Unlike Cyberpunk 2077, The Last of Us 2 somehow delivered on every bit of hype it had built up over the years. There’s plenty of negativity around the game’s story and characters, but I think most people would agree that technically and mechanically, TLOU2 is remarkable. It’s difficult for me to turn off my critical eye when I play games, because I’m always looking for things to critique and write about, but this game swept me away in its giant setpieces, edge-of-your-seat combat, and fully realized characters for hours on end. I don’t know if my heart can take a second playthrough of TLOU2, but I may never need to either. It left a big enough impression on me that I don’t think I’ll ever forget climbing down through that highrise building or riding the horse through that burning village, or any of the hundreds of other moments, both big and small.
Until You Fall
The last VR game on this list is my personal favorite. Until You Fall is quintessential VR. You use your full body to play, it’s great in short sessions, it’s easy to learn but hard to master, and its visual style is unparalleled. Until You Fall is the first VR game I recommend to almost everyone, and no one has ever been disappointed. It’s one of the best roguelike games I’ve played because it offers an exceptional balance of progression and variety. This game sets the bar for melee combat in VR.
Star Wars: Squadrons
I said at the start that every game on this list was equally special to me, but Squadrons is definitely the game that gave me the greatest feeling of uninhibited joy this year. I played dozens of hours of PvP in VR with flight sticks, and I have to imagine I had the biggest smile on my face the whole time. Boosting between asteroids before dumping power into your weapons to gun down an enemy TIE fighter is a blast each and every time. Immersion is a term that gets thrown around too much, but the Squadrons experience is so narrowly focused and fine-tuned that you can’t help but feel like a real fighter pilot when you play it. When I think about the game that gave me the most carefree fun in 2020, it’s definitely Star Wars: Squadrons.
READ NEXT: TheGamer Editors’ Choices Of 2020 – Cian Maher
- TheGamer Originals
Eric Switzer is the Livestream News Editor for TheGamer as well as the lead for VR and Tech. He has written about comics and film for Bloody Disgusting and VFXwire. He is a graduate of University of Missouri – Columbia and Vancouver Film School.

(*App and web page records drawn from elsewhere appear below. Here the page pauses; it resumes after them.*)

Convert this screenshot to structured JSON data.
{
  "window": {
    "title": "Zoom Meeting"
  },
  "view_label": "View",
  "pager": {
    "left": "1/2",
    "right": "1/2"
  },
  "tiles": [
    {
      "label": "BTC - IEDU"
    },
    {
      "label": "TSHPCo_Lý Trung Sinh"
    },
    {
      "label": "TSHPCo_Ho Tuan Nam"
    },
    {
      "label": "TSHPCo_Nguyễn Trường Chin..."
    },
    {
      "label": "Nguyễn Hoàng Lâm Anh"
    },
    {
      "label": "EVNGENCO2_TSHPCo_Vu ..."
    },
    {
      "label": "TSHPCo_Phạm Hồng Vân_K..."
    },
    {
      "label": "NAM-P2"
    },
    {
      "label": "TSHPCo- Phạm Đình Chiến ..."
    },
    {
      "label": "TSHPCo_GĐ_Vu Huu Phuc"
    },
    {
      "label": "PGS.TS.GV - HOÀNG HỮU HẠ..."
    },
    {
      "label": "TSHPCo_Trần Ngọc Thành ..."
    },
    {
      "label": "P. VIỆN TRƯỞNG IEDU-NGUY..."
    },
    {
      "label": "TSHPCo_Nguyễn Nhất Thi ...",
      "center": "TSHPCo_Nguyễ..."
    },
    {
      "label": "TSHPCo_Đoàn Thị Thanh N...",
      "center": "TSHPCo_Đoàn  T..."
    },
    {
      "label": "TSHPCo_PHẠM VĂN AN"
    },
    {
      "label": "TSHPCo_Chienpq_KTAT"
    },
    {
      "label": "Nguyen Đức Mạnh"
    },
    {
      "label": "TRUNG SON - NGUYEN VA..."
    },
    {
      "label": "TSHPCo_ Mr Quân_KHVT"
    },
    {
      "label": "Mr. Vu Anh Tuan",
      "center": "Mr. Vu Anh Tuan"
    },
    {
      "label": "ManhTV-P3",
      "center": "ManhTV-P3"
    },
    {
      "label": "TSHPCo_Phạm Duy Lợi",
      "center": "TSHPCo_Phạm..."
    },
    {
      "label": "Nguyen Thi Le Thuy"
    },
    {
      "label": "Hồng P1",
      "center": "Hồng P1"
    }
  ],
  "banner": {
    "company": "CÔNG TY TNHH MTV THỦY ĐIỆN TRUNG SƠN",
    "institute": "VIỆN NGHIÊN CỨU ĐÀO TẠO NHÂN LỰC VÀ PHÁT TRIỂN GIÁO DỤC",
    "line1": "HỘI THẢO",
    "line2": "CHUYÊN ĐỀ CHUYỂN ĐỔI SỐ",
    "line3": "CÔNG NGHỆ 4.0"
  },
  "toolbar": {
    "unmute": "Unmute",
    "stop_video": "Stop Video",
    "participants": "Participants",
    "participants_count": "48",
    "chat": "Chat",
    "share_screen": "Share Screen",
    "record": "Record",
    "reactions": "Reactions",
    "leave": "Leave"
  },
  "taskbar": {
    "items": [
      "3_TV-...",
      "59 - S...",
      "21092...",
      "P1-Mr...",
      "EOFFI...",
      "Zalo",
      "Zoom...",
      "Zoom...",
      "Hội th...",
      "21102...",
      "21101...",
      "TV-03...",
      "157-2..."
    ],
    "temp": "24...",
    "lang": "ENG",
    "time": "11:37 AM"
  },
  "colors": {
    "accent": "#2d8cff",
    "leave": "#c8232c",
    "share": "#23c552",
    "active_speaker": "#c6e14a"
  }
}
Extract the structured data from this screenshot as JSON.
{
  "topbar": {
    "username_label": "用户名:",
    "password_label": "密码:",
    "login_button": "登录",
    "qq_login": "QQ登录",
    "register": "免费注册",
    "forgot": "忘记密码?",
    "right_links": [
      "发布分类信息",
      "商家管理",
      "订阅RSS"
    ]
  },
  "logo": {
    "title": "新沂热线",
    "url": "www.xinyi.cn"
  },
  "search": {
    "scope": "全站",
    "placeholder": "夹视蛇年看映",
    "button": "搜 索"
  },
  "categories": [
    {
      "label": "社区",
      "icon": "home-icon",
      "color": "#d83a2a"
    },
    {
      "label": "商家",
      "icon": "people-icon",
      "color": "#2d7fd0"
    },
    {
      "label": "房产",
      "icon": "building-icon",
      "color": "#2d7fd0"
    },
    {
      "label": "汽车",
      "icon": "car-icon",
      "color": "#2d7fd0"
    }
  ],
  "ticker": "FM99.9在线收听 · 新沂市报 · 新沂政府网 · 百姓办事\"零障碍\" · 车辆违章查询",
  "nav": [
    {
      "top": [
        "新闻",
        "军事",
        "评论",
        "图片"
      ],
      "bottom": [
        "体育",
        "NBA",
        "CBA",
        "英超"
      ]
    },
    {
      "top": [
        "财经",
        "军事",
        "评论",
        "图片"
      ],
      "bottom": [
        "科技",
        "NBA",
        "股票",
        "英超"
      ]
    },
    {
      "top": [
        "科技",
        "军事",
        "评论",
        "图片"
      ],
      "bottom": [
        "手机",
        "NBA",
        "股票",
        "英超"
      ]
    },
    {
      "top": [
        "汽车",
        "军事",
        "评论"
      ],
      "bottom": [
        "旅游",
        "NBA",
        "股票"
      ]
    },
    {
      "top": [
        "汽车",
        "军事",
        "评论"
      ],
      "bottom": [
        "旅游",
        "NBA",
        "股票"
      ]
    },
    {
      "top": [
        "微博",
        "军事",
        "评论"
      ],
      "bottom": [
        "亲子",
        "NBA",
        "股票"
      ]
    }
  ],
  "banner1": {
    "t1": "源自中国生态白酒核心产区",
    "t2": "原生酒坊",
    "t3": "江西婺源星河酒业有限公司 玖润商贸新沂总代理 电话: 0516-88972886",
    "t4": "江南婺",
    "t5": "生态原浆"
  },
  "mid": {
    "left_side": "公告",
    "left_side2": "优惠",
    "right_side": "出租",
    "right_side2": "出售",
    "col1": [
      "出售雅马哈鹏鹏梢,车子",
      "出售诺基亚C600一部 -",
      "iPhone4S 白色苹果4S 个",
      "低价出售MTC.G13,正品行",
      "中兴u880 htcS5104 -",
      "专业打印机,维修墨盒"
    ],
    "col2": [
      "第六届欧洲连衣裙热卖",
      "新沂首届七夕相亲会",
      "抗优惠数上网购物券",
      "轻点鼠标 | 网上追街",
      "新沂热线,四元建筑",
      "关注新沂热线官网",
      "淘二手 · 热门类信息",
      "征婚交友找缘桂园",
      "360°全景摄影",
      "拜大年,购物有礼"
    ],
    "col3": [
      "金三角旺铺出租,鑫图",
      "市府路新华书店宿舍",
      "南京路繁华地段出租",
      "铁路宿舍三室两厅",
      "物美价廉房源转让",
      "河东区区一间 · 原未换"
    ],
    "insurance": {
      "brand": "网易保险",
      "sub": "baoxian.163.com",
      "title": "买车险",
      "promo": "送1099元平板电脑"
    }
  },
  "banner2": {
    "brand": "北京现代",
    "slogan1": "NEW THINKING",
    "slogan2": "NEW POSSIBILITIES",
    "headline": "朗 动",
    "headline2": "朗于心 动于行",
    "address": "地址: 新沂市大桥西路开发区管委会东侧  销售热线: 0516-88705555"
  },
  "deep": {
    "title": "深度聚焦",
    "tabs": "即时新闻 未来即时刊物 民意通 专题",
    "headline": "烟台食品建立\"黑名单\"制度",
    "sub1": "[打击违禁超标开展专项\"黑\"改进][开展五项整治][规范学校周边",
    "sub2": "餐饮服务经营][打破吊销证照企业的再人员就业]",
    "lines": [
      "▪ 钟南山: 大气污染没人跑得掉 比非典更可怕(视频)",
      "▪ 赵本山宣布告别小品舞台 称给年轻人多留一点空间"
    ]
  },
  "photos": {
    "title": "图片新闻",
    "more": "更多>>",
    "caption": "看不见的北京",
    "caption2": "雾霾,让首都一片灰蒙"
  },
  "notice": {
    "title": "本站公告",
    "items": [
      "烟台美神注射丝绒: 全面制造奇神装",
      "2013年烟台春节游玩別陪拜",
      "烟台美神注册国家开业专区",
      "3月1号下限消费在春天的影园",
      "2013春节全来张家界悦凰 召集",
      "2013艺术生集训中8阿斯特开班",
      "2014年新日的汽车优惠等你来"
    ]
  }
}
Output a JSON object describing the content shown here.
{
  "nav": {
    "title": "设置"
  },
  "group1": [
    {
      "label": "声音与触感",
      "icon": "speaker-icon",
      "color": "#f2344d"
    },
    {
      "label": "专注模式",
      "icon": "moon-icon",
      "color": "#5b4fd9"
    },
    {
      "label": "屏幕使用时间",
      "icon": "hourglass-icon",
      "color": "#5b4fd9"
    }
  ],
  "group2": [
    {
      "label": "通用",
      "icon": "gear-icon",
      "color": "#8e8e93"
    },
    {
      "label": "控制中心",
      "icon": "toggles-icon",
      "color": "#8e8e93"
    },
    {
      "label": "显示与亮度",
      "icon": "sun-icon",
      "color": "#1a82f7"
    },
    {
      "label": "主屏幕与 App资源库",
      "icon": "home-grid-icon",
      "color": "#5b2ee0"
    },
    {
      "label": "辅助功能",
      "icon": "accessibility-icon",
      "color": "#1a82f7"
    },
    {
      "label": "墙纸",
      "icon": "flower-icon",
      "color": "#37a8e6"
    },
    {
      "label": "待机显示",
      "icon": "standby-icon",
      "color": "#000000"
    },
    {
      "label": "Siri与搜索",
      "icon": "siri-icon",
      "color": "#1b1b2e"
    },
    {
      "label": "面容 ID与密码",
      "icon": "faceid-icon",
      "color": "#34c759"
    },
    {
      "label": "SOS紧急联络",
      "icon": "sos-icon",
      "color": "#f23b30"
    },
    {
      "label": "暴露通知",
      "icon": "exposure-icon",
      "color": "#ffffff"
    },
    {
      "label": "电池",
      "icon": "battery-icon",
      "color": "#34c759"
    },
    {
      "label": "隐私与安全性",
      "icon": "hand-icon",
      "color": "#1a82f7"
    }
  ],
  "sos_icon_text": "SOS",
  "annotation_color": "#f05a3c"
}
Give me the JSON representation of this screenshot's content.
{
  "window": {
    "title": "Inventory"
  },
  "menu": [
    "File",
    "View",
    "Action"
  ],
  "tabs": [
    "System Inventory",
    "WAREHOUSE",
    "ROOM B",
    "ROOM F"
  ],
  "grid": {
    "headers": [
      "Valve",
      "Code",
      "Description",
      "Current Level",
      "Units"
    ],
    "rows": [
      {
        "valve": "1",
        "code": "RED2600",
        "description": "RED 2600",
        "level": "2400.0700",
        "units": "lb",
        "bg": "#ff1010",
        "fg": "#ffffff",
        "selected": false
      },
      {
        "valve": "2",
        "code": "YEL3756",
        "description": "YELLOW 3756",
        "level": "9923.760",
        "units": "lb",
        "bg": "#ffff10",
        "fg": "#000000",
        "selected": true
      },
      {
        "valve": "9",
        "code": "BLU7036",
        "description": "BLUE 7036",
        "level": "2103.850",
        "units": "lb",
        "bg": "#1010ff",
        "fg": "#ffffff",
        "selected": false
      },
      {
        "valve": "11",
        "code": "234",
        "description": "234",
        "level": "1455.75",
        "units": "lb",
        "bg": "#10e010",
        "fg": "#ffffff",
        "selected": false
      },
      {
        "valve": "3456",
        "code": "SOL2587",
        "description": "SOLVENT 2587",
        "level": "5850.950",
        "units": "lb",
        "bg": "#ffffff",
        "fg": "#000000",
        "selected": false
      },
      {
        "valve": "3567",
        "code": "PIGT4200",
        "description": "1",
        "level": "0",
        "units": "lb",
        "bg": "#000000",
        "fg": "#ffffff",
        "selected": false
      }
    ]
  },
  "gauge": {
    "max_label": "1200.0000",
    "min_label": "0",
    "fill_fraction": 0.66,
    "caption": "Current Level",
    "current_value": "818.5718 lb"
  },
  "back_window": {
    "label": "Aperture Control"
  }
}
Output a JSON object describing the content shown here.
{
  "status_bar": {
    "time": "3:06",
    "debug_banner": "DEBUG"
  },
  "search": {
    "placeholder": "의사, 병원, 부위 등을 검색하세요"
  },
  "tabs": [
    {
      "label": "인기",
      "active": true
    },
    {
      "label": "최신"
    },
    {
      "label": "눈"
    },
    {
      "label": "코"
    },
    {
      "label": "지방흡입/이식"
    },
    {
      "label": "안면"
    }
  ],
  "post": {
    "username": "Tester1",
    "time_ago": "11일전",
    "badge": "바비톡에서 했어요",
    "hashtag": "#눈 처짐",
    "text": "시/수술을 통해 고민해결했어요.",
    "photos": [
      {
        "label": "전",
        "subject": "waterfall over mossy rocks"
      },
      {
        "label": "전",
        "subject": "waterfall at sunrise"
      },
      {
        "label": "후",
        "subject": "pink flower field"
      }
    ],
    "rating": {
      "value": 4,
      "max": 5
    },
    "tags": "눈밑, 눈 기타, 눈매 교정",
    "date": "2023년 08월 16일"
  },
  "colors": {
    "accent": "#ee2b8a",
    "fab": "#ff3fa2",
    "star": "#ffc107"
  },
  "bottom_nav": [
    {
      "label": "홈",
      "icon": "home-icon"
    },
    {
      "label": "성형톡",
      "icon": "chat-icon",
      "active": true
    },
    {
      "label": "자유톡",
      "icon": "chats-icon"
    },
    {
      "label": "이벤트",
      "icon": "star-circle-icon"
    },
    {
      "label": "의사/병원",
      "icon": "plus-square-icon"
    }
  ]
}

Eric loves board games, fan conventions, new technology, and his sweet sweet kitties Bruce and Babs. Favorite games include Destiny 2, Kingdom Hearts, Super Metroid, and Prey…but mostly Prey. His favorite Pokémon is Umbreon.
Source: Read Full Article